But there is an already existing solution: online learning. The Internet allows for access to high quality teachers to be unencumbered by geography or demographics. Companies like Advanced Academics and government organizations like Florida Virtual School, for example, offer fully online courses that are taught by certified online teachers. Last year school administrators in Florida confronted a similar teacher shortage issue. To comply with government-mandated class size requirements, Miami-Dade County Public Schools set up virtual classrooms, called e-learning labs, in 54 schools where students could go to work through online courses with online teachers. Each lab employed a paraprofessional to keep students on task and deal with any technical problems.

Important innovations often evolve in areas of nonconsumption—situations in which the alternative to using a new method or product is nothing at all. Such is the case in DeKalb County, where the options for students are virtual math classes or no math classes at all. Other examples include situations like rural schools that lack specialized teachers, advanced students that desire to enroll in AP courses not offered at their school, and struggling students that need to make up course credits to graduate from high school on time. As innovations take hold in areas of nonconsumption, they gradually improve and develop the potential to help positively transform the learning model in the process.

Online learning is not only a good option for teacher shortage issues solely because of the lack of alternatives. Using the tools that online learning affords can help personalize instruction, allow students to work at their own pace, create data feedback loops that help schools to serve students better, and help students prepare for college and careers in the ever-increasingly digital future.

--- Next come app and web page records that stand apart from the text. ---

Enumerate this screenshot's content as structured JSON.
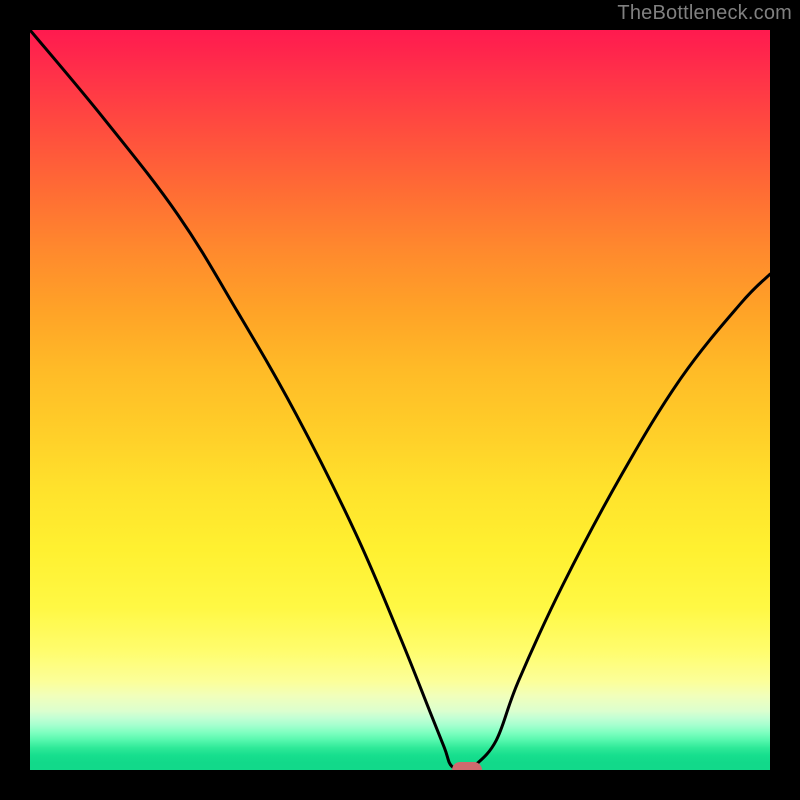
{
  "watermark": "TheBottleneck.com",
  "chart_data": {
    "type": "line",
    "title": "",
    "xlabel": "",
    "ylabel": "",
    "xlim": [
      0,
      100
    ],
    "ylim": [
      0,
      100
    ],
    "x": [
      0,
      10,
      20,
      28,
      36,
      44,
      50,
      54,
      56,
      57,
      59,
      60,
      63,
      66,
      72,
      80,
      88,
      96,
      100
    ],
    "values": [
      100,
      88,
      75,
      62,
      48,
      32,
      18,
      8,
      3,
      0.5,
      0,
      0.5,
      4,
      12,
      25,
      40,
      53,
      63,
      67
    ],
    "minimum_marker": {
      "x": 59,
      "y": 0
    },
    "gradient_stops": [
      {
        "pos": 0,
        "color": "#ff1a4f"
      },
      {
        "pos": 5,
        "color": "#ff2d4a"
      },
      {
        "pos": 13,
        "color": "#ff4b3f"
      },
      {
        "pos": 22,
        "color": "#ff6d34"
      },
      {
        "pos": 30,
        "color": "#ff8a2d"
      },
      {
        "pos": 38,
        "color": "#ffa327"
      },
      {
        "pos": 46,
        "color": "#ffbb27"
      },
      {
        "pos": 55,
        "color": "#ffd029"
      },
      {
        "pos": 62,
        "color": "#ffe22c"
      },
      {
        "pos": 70,
        "color": "#fff030"
      },
      {
        "pos": 78,
        "color": "#fff844"
      },
      {
        "pos": 84,
        "color": "#fffd6e"
      },
      {
        "pos": 88,
        "color": "#fcff99"
      },
      {
        "pos": 90,
        "color": "#f1ffbb"
      },
      {
        "pos": 92,
        "color": "#dcffce"
      },
      {
        "pos": 93,
        "color": "#c1ffd4"
      },
      {
        "pos": 94,
        "color": "#a3ffce"
      },
      {
        "pos": 95,
        "color": "#7cffbf"
      },
      {
        "pos": 96,
        "color": "#55f7ad"
      },
      {
        "pos": 97,
        "color": "#2fe998"
      },
      {
        "pos": 98,
        "color": "#17df8e"
      },
      {
        "pos": 99,
        "color": "#12d98a"
      },
      {
        "pos": 100,
        "color": "#12d98a"
      }
    ],
    "marker_color": "#cf6b6e",
    "line_color": "#000000"
  }
}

Some students may be thrilled to find an expected math class missing from their class schedules, but we know that cannot be an option for our students. Online learning has the potential to successfully solve teacher shortage issues, and much more.